Written and directed by Ben Cresciman, Sun Choke is a completely female driven film where men are pretty much good for nothing. We have an absentee father, a token rapist and a guy who is only good for sex. Our ladies, on the other hand, are all strong women with some serious flaws.
Centering on Janie (Sarah Hagan), she is a woman under extreme and constant supervision in an effort to avoid another violent, psychotic breakdown. With her long, brown hair parted down the center and her meek, tiny voice she seems more like catnip for Ted Bundy than a woman to be concerned about and that is exactly what makes Hagan’s performance utterly compelling. Going toe to toe with her is the always excellent Barbara Crampton. Ms. Crampton is, basically, the Julia Roberts of the horror world. She’s our own “America’s Sweetheart” and to see her be an out and out cold hearted bitch is tons of fun. I’ve always loved her icy blonde Hitchcock hair and what an icy bitch she is in Sun Choke.
Taking place, mostly, in a quiet, cold and sterile house Irma (Crampton) uses some questionable holistic methods to heal Janie. Janie’s mother has long since passed and Irma took on the responsibility of raising Janie and we get some flashbacks, but nothing is explicitly explained and you’re not always sure how spot on the timeline is. All the better to bring you into Janie’s psychosis. After Irma decides that Janie has earned the right to leave the house, she begins following Savannah (Sara Malakul Lane) and her obsession escalates rather quickly. This obsession is strange and wide open for interpretation from the viewer. In fact, most actions and the drive behind them are open for interpretation all while presented in a very stripped down esthetic that feels open and claustrophobic all at once.
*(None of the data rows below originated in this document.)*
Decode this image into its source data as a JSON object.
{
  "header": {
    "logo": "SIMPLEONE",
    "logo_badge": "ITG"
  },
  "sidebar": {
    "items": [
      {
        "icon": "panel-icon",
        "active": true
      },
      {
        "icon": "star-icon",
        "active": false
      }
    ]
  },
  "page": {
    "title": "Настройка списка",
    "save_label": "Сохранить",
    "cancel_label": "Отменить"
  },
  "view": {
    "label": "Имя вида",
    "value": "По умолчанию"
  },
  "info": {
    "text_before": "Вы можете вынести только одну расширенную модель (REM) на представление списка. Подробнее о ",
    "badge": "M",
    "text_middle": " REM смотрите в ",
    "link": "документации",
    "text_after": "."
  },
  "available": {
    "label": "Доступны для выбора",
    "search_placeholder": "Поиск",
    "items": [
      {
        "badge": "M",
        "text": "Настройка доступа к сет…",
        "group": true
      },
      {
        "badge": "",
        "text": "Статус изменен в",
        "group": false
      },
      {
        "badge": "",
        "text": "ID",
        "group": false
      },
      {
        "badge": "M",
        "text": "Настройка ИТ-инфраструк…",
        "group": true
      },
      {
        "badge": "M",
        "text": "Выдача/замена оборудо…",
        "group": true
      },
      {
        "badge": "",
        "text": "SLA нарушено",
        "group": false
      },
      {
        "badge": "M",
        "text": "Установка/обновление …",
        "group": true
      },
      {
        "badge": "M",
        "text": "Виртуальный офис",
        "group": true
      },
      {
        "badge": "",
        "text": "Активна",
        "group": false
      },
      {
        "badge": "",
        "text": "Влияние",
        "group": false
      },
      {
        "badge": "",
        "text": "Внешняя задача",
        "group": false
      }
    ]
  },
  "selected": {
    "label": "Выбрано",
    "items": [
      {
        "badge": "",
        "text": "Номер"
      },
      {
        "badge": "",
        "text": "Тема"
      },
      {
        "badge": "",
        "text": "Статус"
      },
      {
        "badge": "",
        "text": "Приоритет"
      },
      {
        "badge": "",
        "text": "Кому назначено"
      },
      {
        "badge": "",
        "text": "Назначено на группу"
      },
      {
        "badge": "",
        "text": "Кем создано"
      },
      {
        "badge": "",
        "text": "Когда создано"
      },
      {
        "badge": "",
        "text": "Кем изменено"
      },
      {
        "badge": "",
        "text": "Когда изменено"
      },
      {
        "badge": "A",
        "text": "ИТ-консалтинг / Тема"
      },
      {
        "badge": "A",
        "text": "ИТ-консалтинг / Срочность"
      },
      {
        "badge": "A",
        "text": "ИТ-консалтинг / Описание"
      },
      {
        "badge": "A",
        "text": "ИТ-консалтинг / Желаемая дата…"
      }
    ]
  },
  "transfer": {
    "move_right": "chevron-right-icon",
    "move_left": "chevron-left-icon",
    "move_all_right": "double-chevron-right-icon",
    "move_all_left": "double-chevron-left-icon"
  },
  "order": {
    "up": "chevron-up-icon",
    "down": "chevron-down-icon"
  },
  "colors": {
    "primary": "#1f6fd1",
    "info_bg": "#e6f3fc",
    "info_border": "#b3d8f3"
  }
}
This is the kind of movie that you don’t reveal much about. It is something for each viewer to experience on their own. What I can tell you is that it’s a beautifully shot film that utilizes silence and slow pacing in a wonderfully unsettling manner. Relationships between women are always complex;especially when it comes to the caregiver role and this movie does not shy away from how truly toxic that can be. Hagan, Lane and Crampton all brought their A-game to this twisted world of female power struggles and neurosis. Crampton is especially hypnotic and her stellar performance is worth the ticket price alone. Sun Choke isn’t for everyone, but it’s a slowly unfolding thriller that made me feel sad, uncomfortable and a little bit shocked. I loved it.